What to work on:
Copy out all the entries exactly.

(Beginning of Data provided)

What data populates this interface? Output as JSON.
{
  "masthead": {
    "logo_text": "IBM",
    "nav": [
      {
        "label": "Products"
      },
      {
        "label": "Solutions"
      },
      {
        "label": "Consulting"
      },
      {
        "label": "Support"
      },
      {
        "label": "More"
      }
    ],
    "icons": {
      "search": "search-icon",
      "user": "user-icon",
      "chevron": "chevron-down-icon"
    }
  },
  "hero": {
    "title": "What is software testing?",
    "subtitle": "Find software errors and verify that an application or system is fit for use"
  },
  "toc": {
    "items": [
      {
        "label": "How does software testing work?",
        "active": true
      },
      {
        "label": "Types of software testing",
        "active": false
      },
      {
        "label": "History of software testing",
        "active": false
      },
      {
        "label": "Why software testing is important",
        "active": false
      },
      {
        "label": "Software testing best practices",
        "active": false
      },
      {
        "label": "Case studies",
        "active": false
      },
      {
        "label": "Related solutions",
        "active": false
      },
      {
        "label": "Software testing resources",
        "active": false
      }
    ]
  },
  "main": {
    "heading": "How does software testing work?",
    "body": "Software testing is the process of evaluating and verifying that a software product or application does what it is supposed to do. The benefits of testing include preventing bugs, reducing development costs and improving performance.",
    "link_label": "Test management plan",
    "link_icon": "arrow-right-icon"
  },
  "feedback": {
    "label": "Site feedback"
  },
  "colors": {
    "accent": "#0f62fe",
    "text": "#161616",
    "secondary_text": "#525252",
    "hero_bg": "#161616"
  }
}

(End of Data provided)

Output of the task:
What data populates this interface? Output as JSON.
{
  "masthead": {
    "logo_text": "IBM",
    "nav": [
      {
        "label": "Products"
      },
      {
        "label": "Solutions"
      },
      {
        "label": "Consulting"
      },
      {
        "label": "Support"
      },
      {
        "label": "More"
      }
    ],
    "icons": {
      "search": "search-icon",
      "user": "user-icon",
      "chevron": "chevron-down-icon"
    }
  },
  "hero": {
    "title": "What is software testing?",
    "subtitle": "Find software errors and verify that an application or system is fit for use"
  },
  "toc": {
    "items": [
      {
        "label": "How does software testing work?",
        "active": true
      },
      {
        "label": "Types of software testing",
        "active": false
      },
      {
        "label": "History of software testing",
        "active": false
      },
      {
        "label": "Why software testing is important",
        "active": false
      },
      {
        "label": "Software testing best practices",
        "active": false
      },
      {
        "label": "Case studies",
        "active": false
      },
      {
        "label": "Related solutions",
        "active": false
      },
      {
        "label": "Software testing resources",
        "active": false
      }
    ]
  },
  "main": {
    "heading": "How does software testing work?",
    "body": "Software testing is the process of evaluating and verifying that a software product or application does what it is supposed to do. The benefits of testing include preventing bugs, reducing development costs and improving performance.",
    "link_label": "Test management plan",
    "link_icon": "arrow-right-icon"
  },
  "feedback": {
    "label": "Site feedback"
  },
  "colors": {
    "accent": "#0f62fe",
    "text": "#161616",
    "secondary_text": "#525252",
    "hero_bg": "#161616"
  }
}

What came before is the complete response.